The idea of ordination first came to me 19 years ago when I felt God calling me to something and the only thing I can think of at that time was ordination. Prior to that the thought of being a priest never entered my head. However, God has another plan for me, to train as a Reader. I started training in 2004 and was licensed as a Reader in 2007. A few years after, I realised that being a Reader was a preparation for my real calling - ordination to priesthood. This became obvious when several people kept telling me that they see me as a priest.
On reflection, I realised God has been saying this to me but I've not been taking it seriously because I never thought I could be a priest. Being a Reader, even though I am not very good at communicating, was hard enough for me to comprehend - without thinking of being a priest!
Apostle Paul said, “We are not competent enough to be worthy to serve the Lord; our competence comes from the grace of God” but what I have learnt so far in my Christian journey is that when God says YES everything is possible.

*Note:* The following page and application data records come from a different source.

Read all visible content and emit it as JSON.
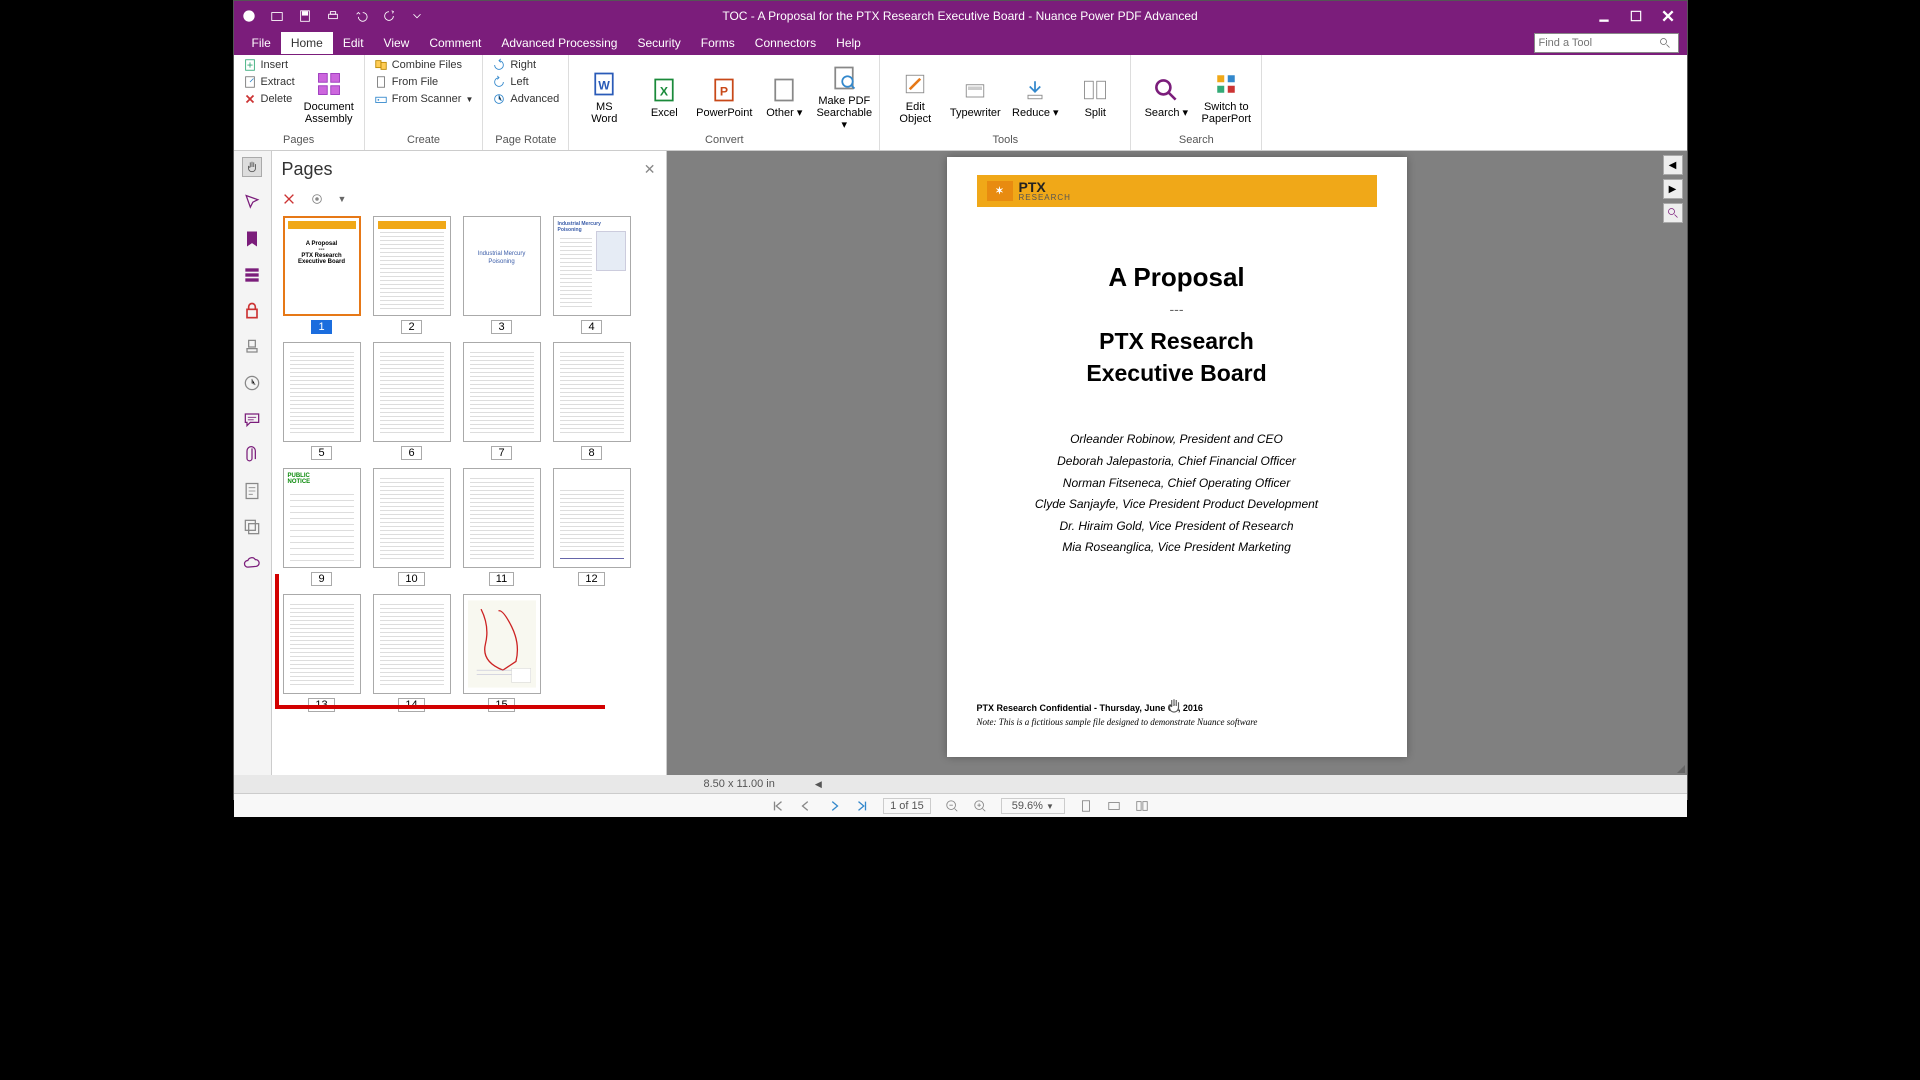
{
  "title": "TOC - A Proposal for the PTX Research Executive Board - Nuance Power PDF Advanced",
  "menu": {
    "file": "File",
    "home": "Home",
    "edit": "Edit",
    "view": "View",
    "comment": "Comment",
    "advanced": "Advanced Processing",
    "security": "Security",
    "forms": "Forms",
    "connectors": "Connectors",
    "help": "Help"
  },
  "find_placeholder": "Find a Tool",
  "ribbon": {
    "pages": {
      "insert": "Insert",
      "extract": "Extract",
      "delete": "Delete",
      "assembly": "Document\nAssembly",
      "group": "Pages"
    },
    "create": {
      "combine": "Combine Files",
      "fromfile": "From File",
      "scanner": "From Scanner",
      "group": "Create"
    },
    "rotate": {
      "right": "Right",
      "left": "Left",
      "advanced": "Advanced",
      "group": "Page Rotate"
    },
    "convert": {
      "word": "MS\nWord",
      "excel": "Excel",
      "ppt": "PowerPoint",
      "other": "Other",
      "makepdf": "Make PDF\nSearchable",
      "group": "Convert"
    },
    "tools": {
      "editobj": "Edit\nObject",
      "typewriter": "Typewriter",
      "reduce": "Reduce",
      "split": "Split",
      "group": "Tools"
    },
    "search": {
      "search": "Search",
      "switch": "Switch to\nPaperPort",
      "group": "Search"
    }
  },
  "pages_panel": {
    "title": "Pages"
  },
  "page_count": 15,
  "selected_page": 1,
  "document": {
    "brand": "PTX",
    "brand_sub": "RESEARCH",
    "title1": "A Proposal",
    "title2": "PTX Research\nExecutive Board",
    "names": [
      "Orleander Robinow, President and CEO",
      "Deborah Jalepastoria, Chief Financial Officer",
      "Norman Fitseneca, Chief Operating Officer",
      "Clyde Sanjayfe, Vice President Product Development",
      "Dr. Hiraim Gold, Vice President of Research",
      "Mia Roseanglica, Vice President Marketing"
    ],
    "conf": "PTX Research Confidential - Thursday, June 09, 2016",
    "note": "Note: This is a fictitious sample file designed to demonstrate Nuance software"
  },
  "dimensions": "8.50 x 11.00 in",
  "status": {
    "page": "1 of 15",
    "zoom": "59.6%"
  },
  "thumbs": {
    "p3_text": "Industrial Mercury\nPoisoning",
    "p9_text": "PUBLIC\nNOTICE"
  }
}
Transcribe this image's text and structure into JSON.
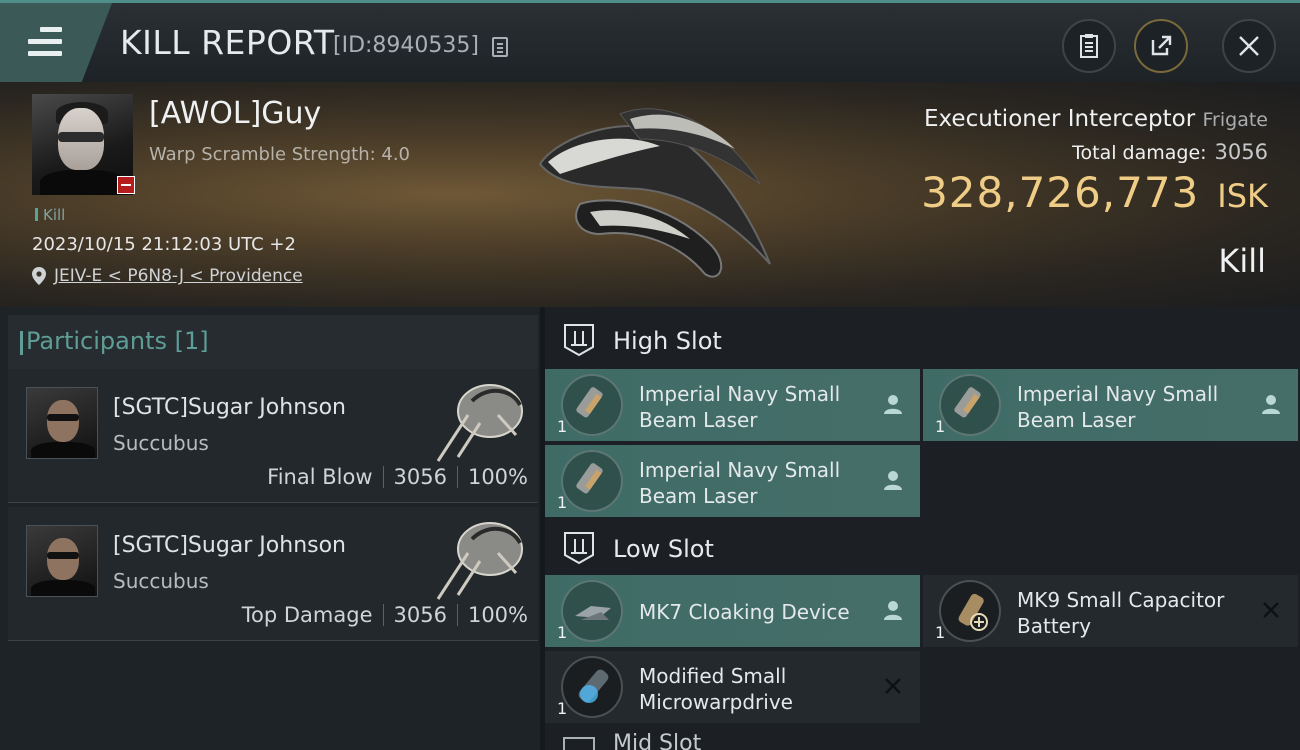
{
  "header": {
    "title": "KILL REPORT",
    "report_id": "[ID:8940535]"
  },
  "victim": {
    "name": "[AWOL]Guy",
    "warp_scramble": "Warp Scramble Strength: 4.0",
    "tag": "Kill",
    "timestamp": "2023/10/15 21:12:03 UTC +2",
    "location": "JEIV-E < P6N8-J < Providence",
    "ship_name": "Executioner Interceptor",
    "ship_class": "Frigate",
    "total_damage_label": "Total damage:",
    "total_damage": "3056",
    "isk_value": "328,726,773",
    "isk_unit": "ISK",
    "result": "Kill"
  },
  "participants": {
    "title": "Participants [1]",
    "rows": [
      {
        "name": "[SGTC]Sugar Johnson",
        "ship": "Succubus",
        "role": "Final Blow",
        "damage": "3056",
        "percent": "100%"
      },
      {
        "name": "[SGTC]Sugar Johnson",
        "ship": "Succubus",
        "role": "Top Damage",
        "damage": "3056",
        "percent": "100%"
      }
    ]
  },
  "slots": {
    "high": {
      "label": "High Slot",
      "modules": [
        {
          "name": "Imperial Navy Small Beam Laser",
          "qty": "1",
          "status": "fitted"
        },
        {
          "name": "Imperial Navy Small Beam Laser",
          "qty": "1",
          "status": "fitted"
        },
        {
          "name": "Imperial Navy Small Beam Laser",
          "qty": "1",
          "status": "fitted"
        }
      ]
    },
    "low": {
      "label": "Low Slot",
      "modules": [
        {
          "name": "MK7 Cloaking Device",
          "qty": "1",
          "status": "fitted"
        },
        {
          "name": "MK9 Small Capacitor Battery",
          "qty": "1",
          "status": "destroyed"
        },
        {
          "name": "Modified Small Microwarpdrive",
          "qty": "1",
          "status": "destroyed"
        }
      ]
    },
    "mid": {
      "label": "Mid Slot"
    }
  },
  "icons": {
    "menu": "hamburger-menu-icon",
    "copy": "copy-icon",
    "clipboard": "clipboard-icon",
    "share": "share-icon",
    "close": "close-icon",
    "location": "location-pin-icon",
    "fitted": "person-icon",
    "destroyed": "x-mark-icon"
  },
  "colors": {
    "accent": "#4f8f89",
    "isk": "#f0cd86",
    "fitted_bg": "#466e69",
    "destroyed_badge": "#b51c1c"
  }
}
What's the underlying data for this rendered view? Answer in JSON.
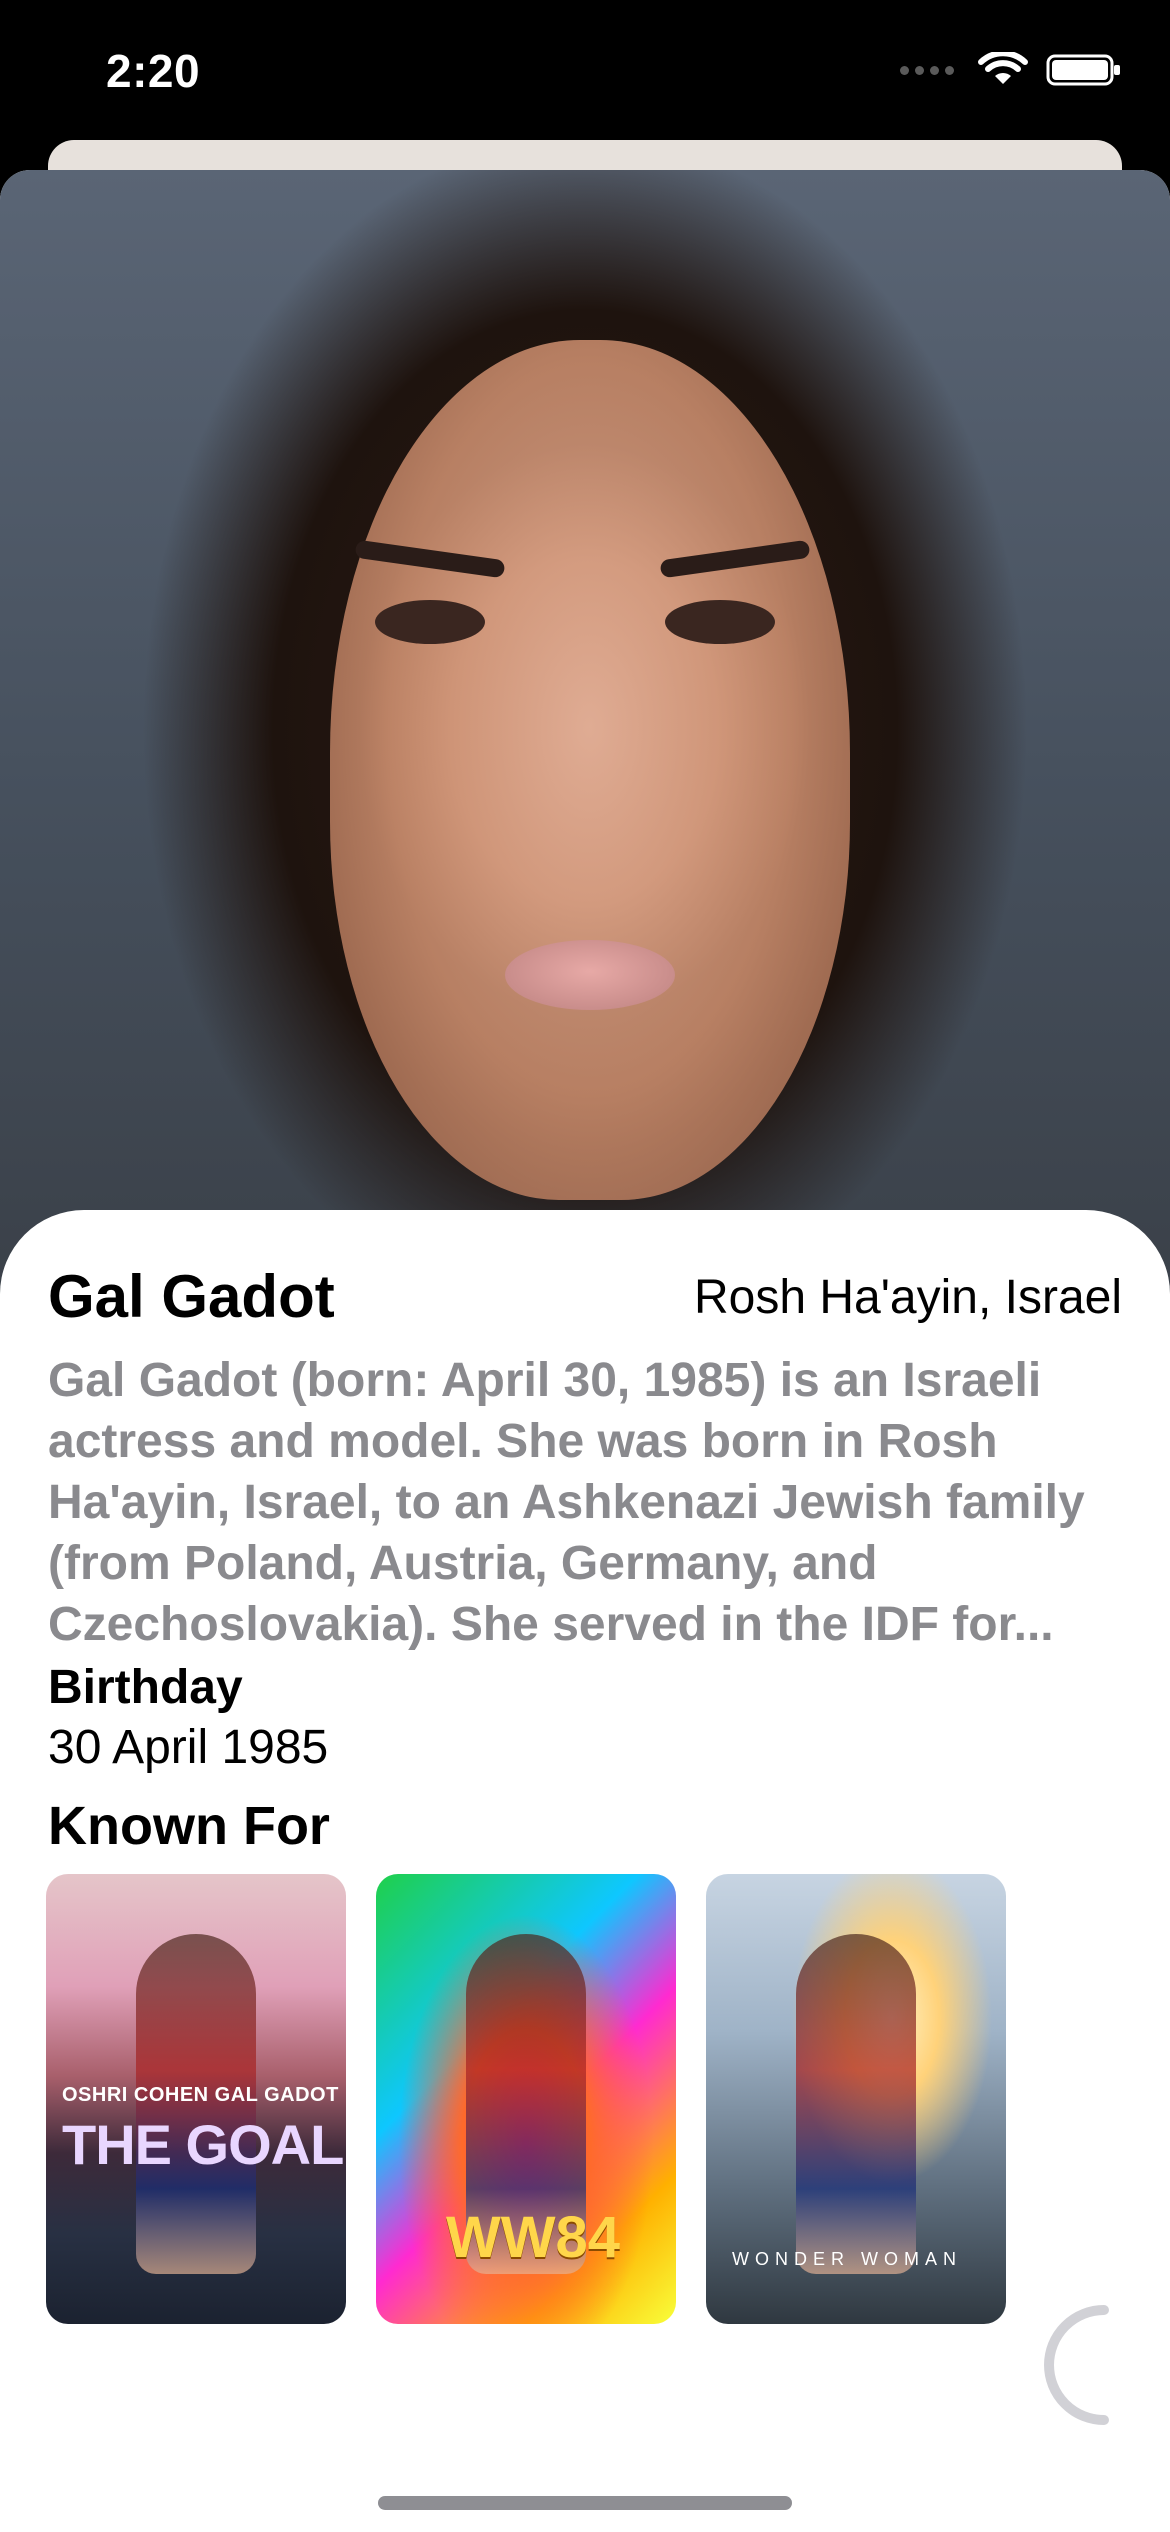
{
  "status_bar": {
    "time": "2:20"
  },
  "person": {
    "name": "Gal Gadot",
    "place_of_birth": "Rosh Ha'ayin, Israel",
    "bio": "Gal Gadot (born: April 30, 1985) is an Israeli actress and model. She was born in Rosh Ha'ayin, Israel, to an Ashkenazi Jewish family (from Poland, Austria, Germany, and Czechoslovakia). She served in the IDF for...",
    "birthday_label": "Birthday",
    "birthday_value": "30 April 1985"
  },
  "known_for": {
    "label": "Known For",
    "posters": [
      {
        "top_text": "OSHRI COHEN   GAL GADOT",
        "title": "THE GOAL"
      },
      {
        "title": "WW84"
      },
      {
        "title": "WONDER WOMAN"
      }
    ]
  },
  "colors": {
    "bio_text": "#8a8a8e",
    "accent": "#000000"
  },
  "icons": [
    "wifi-icon",
    "battery-icon",
    "signal-icon",
    "loading-spinner-icon"
  ]
}
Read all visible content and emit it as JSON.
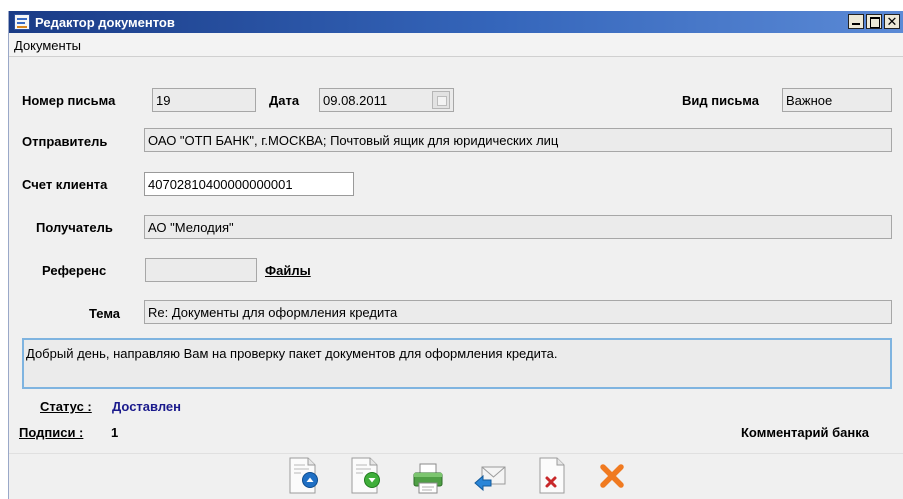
{
  "window": {
    "title": "Редактор документов",
    "controls": {
      "minimize": "_",
      "maximize": "□",
      "close": "×"
    }
  },
  "menu": {
    "items": [
      {
        "label": "Документы"
      }
    ]
  },
  "form": {
    "letter_number": {
      "label": "Номер письма",
      "value": "19"
    },
    "date": {
      "label": "Дата",
      "value": "09.08.2011"
    },
    "letter_type": {
      "label": "Вид письма",
      "value": "Важное"
    },
    "sender": {
      "label": "Отправитель",
      "value": "ОАО \"ОТП БАНК\", г.МОСКВА; Почтовый ящик для юридических лиц"
    },
    "client_account": {
      "label": "Счет клиента",
      "value": "40702810400000000001"
    },
    "recipient": {
      "label": "Получатель",
      "value": "АО \"Мелодия\""
    },
    "reference": {
      "label": "Референс",
      "value": ""
    },
    "files_link": "Файлы",
    "subject": {
      "label": "Тема",
      "value": "Re: Документы для оформления кредита"
    },
    "body": "Добрый день, направляю Вам на проверку пакет документов для оформления кредита."
  },
  "status": {
    "status_label": "Статус :",
    "status_value": "Доставлен",
    "signatures_label": "Подписи :",
    "signatures_value": "1",
    "bank_comment_label": "Комментарий банка"
  },
  "toolbar": {
    "icons": [
      "doc-up-icon",
      "doc-down-icon",
      "print-icon",
      "reply-icon",
      "delete-doc-icon",
      "close-x-icon"
    ],
    "colors": {
      "blue": "#1f6fc4",
      "green": "#3fae3a",
      "red": "#c8282a",
      "orange": "#f07a20"
    }
  }
}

By letting the places of my poverty come to the light of God’s word, He opened my eyes and heart to discern His truth for my life. I have always thought that having passion for God is all that one needs to be a disciple of Christ. God has revealed to me that it is not enough to have passion for Him. I must be prepared to walk in the places Jesus walked. Care for those He cared for. Love those He loved. Protect and stand up for the weak and the poor in society. And I must do all this in the way that Jesus did. So, if you're feeling any desire to do any of these, it may be that God is calling you to more than you're currently doing. When God says 'YES' to you, nobody can say 'NO'. And God will never call us to something we are not capable of. When He calls, He also equips and provides us with everything we need. He certainly provided me with everything I needed to train as a Reader and also for ordination.
I was recommended to go for a Bishop's Advisory Panel (BAP) interview in January 2013 and was recommended for training for priesthood. I started training in September 2013 and was ordained Deacon in July 2015 and ordained priest in June 2016.
If you ever feel that God is calling you to something, whatever it is, my appeal to you is to explore the possibility of a vocation in the service of Christ. Your first port of call is your Vicar who will advise you and point you in the right direction. There is joy, blessing and the grace of God that comes from knowing you have been called to a wonderful service. My saying Yes to God is about my love for God for loving me. It is about sharing this love of God with others, for them to experience what I have experienced and am still experiencing. To tell others, not only about the wonderful relationship with God that brings joy, happiness, security and peace of mind but also a relationship that tests us, challenges, inspires and nurtures us into a royal priesthood that we are created to be. God will always be there for you; by your side to guide you, in front to lead you and behind you to pick you up when you fall.
The church can say “Come Lord Jesus” and we can say “Come Lord Jesus” only because God said it first. An invitation by God to come to him and our response to God by asking him to come to us, in our life, comes with big responsibilities. Accepting the invitation requires a change of heart. It requires us to be born again in Christ. From now on it is going to be God’s ways and no other ways would do. I pray that God will give you the grace and the strength you need to respond to His calling. Amen.
Phil's story: the road to Glasgow
Revd Phil Maries was a lorry driver before he was ordained.
Listen to an interview with Phil where he explains how a CB radio programme on the road to Glasgow changed his life and direction.